World War I (1917-1918)
Part of the Harbor Defense of Boston, Massachusetts.
Originally built as a World War I concrete coastal gun battery with two 12" M1895MI-A4 guns mounted on M1917-A2 Barbette carriages. This was a single story battery with the guns located on open concrete gun pads on the same level as the common magazine and support structure between them. The common magazine and support structure was an earth covered reinforced concrete building that contained shell rooms, powder rooms, a power plant, plotting rooms and personnel facilities. Shells were moved from the magazine to the gun loading platform by shot carts.
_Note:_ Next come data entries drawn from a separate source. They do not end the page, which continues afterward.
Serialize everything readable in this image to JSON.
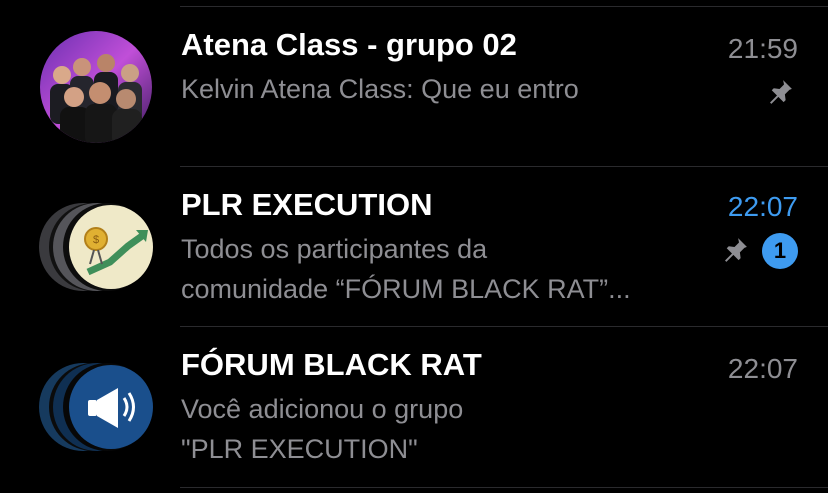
{
  "chats": [
    {
      "title": "Atena Class - grupo 02",
      "sender": "Kelvin Atena Class",
      "message": "Que eu entro",
      "time": "21:59",
      "pinned": true,
      "icon": "group-photo-avatar"
    },
    {
      "title": "PLR EXECUTION",
      "preview_line1": "Todos os participantes da",
      "preview_line2": "comunidade “FÓRUM BLACK RAT”...",
      "time": "22:07",
      "pinned": true,
      "unread": "1",
      "icon": "coin-growth-avatar"
    },
    {
      "title": "FÓRUM BLACK RAT",
      "preview_line1": "Você adicionou o grupo",
      "preview_line2": "\"PLR EXECUTION\"",
      "time": "22:07",
      "icon": "megaphone-community-avatar"
    }
  ],
  "colors": {
    "background": "#000000",
    "secondary_text": "#8e8e93",
    "accent": "#3e9bf0",
    "separator": "#2a2a2d"
  }
}
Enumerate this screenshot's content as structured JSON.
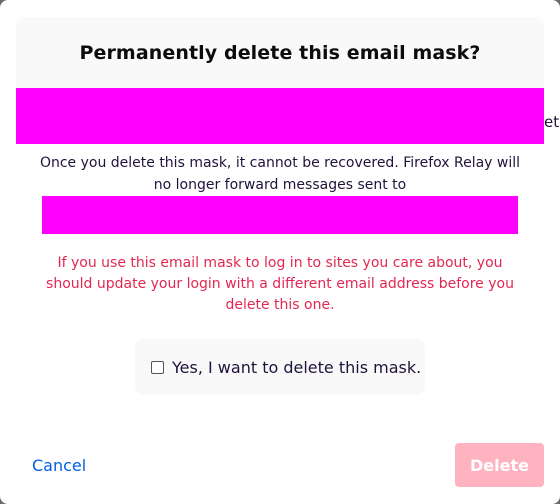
{
  "background": {
    "fragment": "• ••••• •••••• • ••••••••••• •••"
  },
  "dialog": {
    "title": "Permanently delete this email mask?",
    "side_clip": "et",
    "description": "Once you delete this mask, it cannot be recovered. Firefox Relay will no longer forward messages sent to",
    "warning": "If you use this email mask to log in to sites you care about, you should update your login with a different email address before you delete this one.",
    "confirm_label": "Yes, I want to delete this mask.",
    "confirm_checked": false,
    "cancel_label": "Cancel",
    "delete_label": "Delete"
  },
  "colors": {
    "redaction": "#ff00ff",
    "warning": "#e22850",
    "link": "#0060df",
    "delete_disabled": "#ffb3c0"
  }
}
No shell or powder hoists were provided or needed.
The two guns were mounted on circular concrete pads with sunken gun pits. The guns and gun crews were completely in the open with no protection from incoming fire or from aircraft. The M1917 carriage and the sunken gun pit allowed a gun elevation of 35 degrees, giving the gun a range of over 16 miles.
World War II (1941-1945)
Battery Gardner was a part of the Harbor Defenses of Boston plan throughout World War II. The battery was casemated during the war to provide overhead protection for the guns and crews. When the war ended in 1945 the battery was declared surplus. The guns and carriages were processed for salvage in 1946.
Part of Baley's Hill City Park, Nahant, Essex County, Massachusetts. No period guns or mounts in place.
Visited: 9 Jun 2012